A vacation bench of justices Jyoti Singh and Manoj Kumar Ohri said "looking at the relief sought, there is no urgency". The bench instead listed the petition for hearing by an appropriate bench on July 8.
Advocates Manmohan Singh Narula and Susmita Kumari, who filed the petition, said the Speaker was not performing his statutory duty of appointing the LoP.
They argued in the petition that recognising a member of the house as the leader of opposition was "not a political or arithmetical decision, but a statutory decision".
"The speaker has to merely ascertain whether the party claiming this post is the largest party in the opposition," they said in the petition, which also sought framing of a policy for appointment of the LoP.
Denying the second largest party in Parliament -- the Congress -- the leadership of the opposition sets a wrong precedent and dilutes democracy, they added..
The petition said under theSalaries and Allowances of Leaders of Opposition in Parliament Act of 1977, the person who is leader of the numerically biggest party in opposition to the government is considered as the LoP.
"That in the new Lok Sabha, with 52 members, the Congress is the largest party in the Opposition, and is therefore the rightful claimant to this post under the law," it said.
The petition also contended that there is no condition in the Salaries and Allowances of the Leader of Opposition in Parliament Act that the party in opposition has to have a strength of 10 per cent of the total MPs in the house for its leader to be recognised as LoP.
The petitioners have claimed that "the Speaker is legally bound to recognise the leader of that party as the leader of the opposition as per the statute passed by the Parliament.

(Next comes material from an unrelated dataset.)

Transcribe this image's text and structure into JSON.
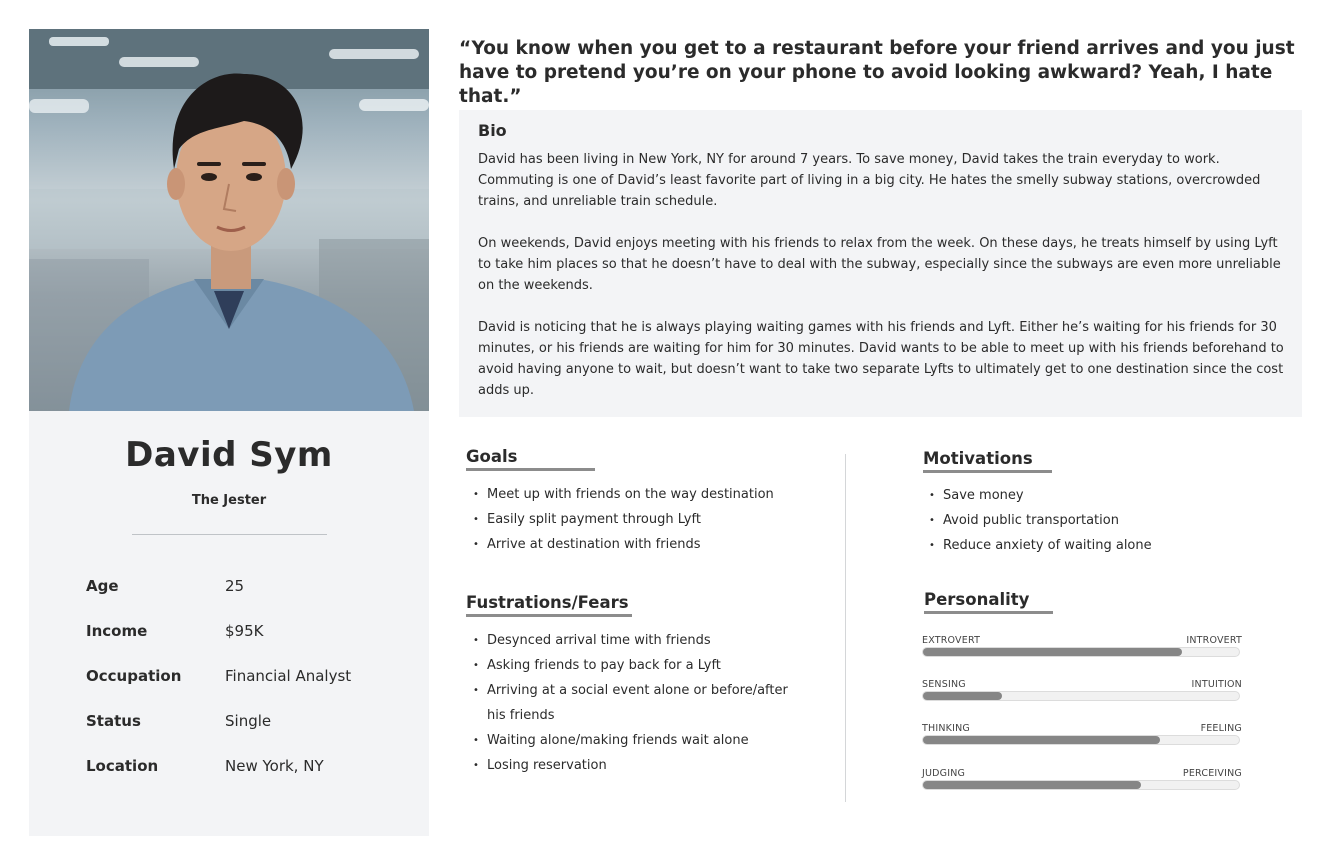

"Since the speaker is performing a statutory duty in recognising the leader of the opposition, she or he cannot exercise any discretion in the matter," the petitioner said.